Duncan Stephenson, Chair of the GHA and Deputy Chief Executive of RSPH, said:
While this is a small survey of gamers, our research suggests that the drive to play games containing loot boxes is encouraging many to beg, borrow and steal – loot boxes really are the gift that keeps on taking. Aside from the financial cost our latest survey with gamers suggests that the fixation with loot boxes can lead to classic symptoms of addiction including mood swings, problems sleeping, and impacting on their social life.
We are calling for parents to be aware of the risks of loot boxes when buying presents this Christmas, and to boycott games with these predatory mechanics until we see them classified as a form of gambling and removed from games played by under 18s.”
A lot of gamers felt that the games that they were playing were pay-to-win, and without spending a lot of money on loot boxes they were "impossible to play competitively". They also found that the odds of getting items were "incredibly low", which leaves them "frustrated and ripped off". This, including what loot boxes frequently included (features/loot that makes them feel incredibly important to gamers) makes buying them feel "especially addictive."

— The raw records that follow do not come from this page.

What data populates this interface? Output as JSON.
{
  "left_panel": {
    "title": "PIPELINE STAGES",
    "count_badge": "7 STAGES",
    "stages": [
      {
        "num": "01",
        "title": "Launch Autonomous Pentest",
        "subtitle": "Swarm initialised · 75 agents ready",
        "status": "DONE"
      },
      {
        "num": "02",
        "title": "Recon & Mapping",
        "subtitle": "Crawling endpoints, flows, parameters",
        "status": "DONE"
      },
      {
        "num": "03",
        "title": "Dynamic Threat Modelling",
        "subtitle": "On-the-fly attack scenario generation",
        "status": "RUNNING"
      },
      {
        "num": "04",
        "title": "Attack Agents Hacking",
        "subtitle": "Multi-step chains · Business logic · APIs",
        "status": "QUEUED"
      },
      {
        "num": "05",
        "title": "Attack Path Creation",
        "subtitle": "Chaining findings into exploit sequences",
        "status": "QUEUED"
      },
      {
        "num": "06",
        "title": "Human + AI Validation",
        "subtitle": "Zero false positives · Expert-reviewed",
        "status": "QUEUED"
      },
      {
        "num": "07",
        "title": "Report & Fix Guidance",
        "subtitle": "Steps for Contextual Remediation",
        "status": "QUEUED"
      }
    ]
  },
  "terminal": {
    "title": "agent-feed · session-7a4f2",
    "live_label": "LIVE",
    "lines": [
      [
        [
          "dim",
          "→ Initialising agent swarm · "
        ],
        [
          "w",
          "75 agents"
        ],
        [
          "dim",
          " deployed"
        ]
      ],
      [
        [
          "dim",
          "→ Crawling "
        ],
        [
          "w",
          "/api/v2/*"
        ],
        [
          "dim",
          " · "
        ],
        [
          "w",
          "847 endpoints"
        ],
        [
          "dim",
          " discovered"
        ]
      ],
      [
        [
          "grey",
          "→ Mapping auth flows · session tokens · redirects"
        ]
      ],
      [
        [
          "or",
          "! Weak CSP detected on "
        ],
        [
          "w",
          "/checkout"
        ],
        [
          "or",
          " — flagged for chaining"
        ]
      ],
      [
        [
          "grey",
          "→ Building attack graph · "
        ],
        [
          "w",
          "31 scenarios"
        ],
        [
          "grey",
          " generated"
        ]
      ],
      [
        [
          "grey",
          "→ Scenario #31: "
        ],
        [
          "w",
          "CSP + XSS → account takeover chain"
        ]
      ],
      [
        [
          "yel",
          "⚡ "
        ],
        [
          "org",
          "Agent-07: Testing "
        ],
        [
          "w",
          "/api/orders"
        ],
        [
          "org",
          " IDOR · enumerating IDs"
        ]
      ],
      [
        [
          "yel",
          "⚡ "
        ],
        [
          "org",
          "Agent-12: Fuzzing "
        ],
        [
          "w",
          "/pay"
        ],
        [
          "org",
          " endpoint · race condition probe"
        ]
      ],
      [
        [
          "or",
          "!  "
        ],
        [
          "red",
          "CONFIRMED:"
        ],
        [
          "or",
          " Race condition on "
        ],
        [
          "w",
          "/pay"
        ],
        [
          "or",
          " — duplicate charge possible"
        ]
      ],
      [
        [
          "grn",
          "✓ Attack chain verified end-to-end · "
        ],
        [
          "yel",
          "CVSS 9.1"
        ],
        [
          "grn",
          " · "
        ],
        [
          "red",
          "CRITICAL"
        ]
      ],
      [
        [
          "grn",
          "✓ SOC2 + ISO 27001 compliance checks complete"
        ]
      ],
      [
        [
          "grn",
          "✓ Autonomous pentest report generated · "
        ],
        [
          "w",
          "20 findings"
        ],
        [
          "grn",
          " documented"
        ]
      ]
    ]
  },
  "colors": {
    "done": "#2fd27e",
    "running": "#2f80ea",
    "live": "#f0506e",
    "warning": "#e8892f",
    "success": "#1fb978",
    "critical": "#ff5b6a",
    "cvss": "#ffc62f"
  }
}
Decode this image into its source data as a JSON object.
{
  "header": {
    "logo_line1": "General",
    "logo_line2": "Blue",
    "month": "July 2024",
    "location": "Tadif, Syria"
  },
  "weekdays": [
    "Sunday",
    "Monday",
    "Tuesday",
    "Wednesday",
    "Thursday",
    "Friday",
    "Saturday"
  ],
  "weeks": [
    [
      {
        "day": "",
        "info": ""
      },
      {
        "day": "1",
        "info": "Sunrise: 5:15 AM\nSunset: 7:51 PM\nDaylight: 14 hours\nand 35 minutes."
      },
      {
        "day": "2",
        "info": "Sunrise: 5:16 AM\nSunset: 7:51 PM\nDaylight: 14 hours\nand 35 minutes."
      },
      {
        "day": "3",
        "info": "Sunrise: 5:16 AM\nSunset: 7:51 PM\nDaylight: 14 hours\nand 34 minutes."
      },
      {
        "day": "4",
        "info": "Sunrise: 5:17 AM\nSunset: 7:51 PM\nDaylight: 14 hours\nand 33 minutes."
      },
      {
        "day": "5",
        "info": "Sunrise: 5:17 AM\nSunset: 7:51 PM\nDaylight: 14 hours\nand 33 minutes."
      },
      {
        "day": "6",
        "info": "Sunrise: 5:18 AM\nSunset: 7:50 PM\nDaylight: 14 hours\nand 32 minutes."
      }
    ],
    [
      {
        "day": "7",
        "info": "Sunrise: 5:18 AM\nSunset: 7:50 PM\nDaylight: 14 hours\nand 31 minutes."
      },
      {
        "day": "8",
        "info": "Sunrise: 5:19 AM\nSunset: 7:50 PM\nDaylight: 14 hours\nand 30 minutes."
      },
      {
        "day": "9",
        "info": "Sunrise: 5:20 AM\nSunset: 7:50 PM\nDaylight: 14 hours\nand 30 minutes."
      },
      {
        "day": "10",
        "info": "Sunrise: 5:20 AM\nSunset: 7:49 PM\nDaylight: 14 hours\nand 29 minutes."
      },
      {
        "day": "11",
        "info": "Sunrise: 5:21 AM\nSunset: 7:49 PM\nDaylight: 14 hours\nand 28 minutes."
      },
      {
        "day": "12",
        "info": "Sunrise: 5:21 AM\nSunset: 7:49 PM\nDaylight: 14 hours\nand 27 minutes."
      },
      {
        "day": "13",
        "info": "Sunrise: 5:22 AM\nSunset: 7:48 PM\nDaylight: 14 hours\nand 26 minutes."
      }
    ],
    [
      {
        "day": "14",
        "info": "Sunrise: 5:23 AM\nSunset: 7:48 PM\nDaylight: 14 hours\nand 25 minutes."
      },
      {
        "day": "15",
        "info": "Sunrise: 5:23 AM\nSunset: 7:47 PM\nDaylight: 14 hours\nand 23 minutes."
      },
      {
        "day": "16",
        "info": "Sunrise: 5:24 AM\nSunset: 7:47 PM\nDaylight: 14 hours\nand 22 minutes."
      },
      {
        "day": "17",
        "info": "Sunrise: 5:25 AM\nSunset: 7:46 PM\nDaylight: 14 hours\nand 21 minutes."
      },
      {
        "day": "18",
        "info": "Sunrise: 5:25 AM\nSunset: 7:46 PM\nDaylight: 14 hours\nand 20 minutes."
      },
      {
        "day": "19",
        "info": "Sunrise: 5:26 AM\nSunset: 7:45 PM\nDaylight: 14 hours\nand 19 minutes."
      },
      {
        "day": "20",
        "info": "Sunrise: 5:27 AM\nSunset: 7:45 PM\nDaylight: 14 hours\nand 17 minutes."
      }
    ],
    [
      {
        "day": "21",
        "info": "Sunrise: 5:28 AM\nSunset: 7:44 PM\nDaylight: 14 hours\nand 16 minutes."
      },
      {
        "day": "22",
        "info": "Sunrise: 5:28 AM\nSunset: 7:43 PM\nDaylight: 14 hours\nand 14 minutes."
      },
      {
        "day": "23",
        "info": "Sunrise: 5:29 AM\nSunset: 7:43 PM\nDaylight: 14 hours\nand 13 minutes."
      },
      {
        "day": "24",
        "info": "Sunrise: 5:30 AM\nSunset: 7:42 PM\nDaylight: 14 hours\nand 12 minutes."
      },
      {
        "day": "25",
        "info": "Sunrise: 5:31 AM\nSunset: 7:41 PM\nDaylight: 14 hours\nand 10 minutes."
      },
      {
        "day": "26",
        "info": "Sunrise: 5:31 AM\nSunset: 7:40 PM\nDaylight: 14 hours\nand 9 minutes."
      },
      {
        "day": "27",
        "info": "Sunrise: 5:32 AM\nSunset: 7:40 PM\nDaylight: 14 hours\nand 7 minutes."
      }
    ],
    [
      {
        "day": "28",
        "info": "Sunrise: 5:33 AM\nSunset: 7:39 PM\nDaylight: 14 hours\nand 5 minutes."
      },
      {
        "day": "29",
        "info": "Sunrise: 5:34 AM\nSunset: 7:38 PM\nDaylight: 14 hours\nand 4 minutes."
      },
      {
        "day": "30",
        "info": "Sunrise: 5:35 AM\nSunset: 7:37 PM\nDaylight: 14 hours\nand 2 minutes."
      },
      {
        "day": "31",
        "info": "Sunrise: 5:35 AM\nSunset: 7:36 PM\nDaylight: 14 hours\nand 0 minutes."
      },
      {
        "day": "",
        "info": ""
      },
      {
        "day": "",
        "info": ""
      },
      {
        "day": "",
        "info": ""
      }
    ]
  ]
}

This comes on the heels of news from earlier this year where the UK House of Lords called to immediately reclassify loot boxes, stating that the government "must act immediately" to bring loot boxes "under the purview of British gambling legislation and regulation." For the aforementioned survey from earlier, over 700 million pounds (or 934,395,000 USD) is spent within the UK on loot boxes on a yearly basis, which is quite a lot of dosh.
Geraldine Bedell, Executive Editor, Parent Zone, said:
“Parent Zone strongly backs the GHA’s call for loot boxes to be classified as gambling. Our research, like theirs, points to the exploitation of children by gambling-like mechanisms in online games, and the use of psychological techniques drawn from gambling. Risks are being taken with the future of young people, who are being taught to gamble.”
For more information on the article, be sure to check it out here.
What do you think of this news? Do you agree that loot boxes should be seen as gambling? Let us know in the comments!